[AVAILABLE DATA — start]
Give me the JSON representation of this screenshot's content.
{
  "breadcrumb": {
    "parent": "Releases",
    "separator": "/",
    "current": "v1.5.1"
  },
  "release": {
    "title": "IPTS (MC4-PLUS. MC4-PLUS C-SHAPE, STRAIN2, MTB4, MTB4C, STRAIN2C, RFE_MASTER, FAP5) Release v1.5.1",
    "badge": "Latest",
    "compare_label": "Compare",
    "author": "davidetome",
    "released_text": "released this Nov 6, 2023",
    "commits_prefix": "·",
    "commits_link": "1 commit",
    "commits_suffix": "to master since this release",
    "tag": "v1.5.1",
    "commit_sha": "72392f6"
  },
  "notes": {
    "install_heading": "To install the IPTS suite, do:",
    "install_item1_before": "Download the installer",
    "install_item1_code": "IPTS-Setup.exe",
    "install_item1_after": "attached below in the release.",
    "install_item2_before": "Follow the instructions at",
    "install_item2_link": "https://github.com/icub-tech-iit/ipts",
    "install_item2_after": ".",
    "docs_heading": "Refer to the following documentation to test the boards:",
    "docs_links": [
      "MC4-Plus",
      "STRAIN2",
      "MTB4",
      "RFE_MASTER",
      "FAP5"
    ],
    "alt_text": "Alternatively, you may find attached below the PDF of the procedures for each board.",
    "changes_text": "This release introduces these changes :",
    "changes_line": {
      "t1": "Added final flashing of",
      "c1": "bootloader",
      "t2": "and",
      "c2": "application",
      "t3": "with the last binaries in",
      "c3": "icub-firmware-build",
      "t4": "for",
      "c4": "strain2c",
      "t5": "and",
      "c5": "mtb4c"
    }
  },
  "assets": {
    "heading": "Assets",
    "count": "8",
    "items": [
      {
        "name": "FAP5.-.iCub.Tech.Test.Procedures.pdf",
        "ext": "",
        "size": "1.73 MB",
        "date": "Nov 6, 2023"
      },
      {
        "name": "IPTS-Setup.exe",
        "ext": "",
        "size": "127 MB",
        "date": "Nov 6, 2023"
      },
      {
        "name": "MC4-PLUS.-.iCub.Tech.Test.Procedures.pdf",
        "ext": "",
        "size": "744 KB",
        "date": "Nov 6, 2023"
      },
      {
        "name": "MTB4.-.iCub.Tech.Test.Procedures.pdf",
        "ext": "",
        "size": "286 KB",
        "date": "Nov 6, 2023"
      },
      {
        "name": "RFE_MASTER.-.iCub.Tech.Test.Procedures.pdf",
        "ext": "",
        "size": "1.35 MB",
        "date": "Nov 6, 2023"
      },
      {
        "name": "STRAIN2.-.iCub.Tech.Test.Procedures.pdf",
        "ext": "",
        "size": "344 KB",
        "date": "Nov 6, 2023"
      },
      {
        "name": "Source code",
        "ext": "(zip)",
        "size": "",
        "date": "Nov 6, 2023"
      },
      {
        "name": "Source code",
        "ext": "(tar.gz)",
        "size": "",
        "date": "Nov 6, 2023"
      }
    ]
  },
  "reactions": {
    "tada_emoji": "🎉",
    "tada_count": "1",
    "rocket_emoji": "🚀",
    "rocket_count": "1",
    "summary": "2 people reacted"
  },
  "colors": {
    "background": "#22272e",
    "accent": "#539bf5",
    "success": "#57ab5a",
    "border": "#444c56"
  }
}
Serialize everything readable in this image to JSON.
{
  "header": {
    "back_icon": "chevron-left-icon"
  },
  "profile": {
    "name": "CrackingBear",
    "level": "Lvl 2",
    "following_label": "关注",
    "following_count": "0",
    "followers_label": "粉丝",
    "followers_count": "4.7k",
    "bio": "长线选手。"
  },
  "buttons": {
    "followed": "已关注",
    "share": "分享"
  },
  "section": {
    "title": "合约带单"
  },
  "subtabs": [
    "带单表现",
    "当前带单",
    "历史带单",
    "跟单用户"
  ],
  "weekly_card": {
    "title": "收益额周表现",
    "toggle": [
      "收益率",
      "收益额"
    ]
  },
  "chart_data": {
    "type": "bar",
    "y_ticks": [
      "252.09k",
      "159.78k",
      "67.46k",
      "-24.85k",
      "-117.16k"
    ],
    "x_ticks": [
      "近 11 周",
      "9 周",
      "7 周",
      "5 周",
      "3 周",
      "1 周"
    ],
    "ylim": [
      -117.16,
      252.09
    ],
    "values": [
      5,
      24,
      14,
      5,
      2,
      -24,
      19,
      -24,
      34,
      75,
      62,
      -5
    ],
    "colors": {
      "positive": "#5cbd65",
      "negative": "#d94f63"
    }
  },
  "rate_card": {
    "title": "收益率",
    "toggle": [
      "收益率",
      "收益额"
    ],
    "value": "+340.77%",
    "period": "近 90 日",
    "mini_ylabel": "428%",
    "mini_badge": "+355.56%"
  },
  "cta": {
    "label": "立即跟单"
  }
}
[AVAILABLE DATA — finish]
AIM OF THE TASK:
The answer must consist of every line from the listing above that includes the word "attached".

EXERCISE RESULT:
    "install_item1_after": "attached below in the release.",
    "alt_text": "Alternatively, you may find attached below the PDF of the procedures for each board.",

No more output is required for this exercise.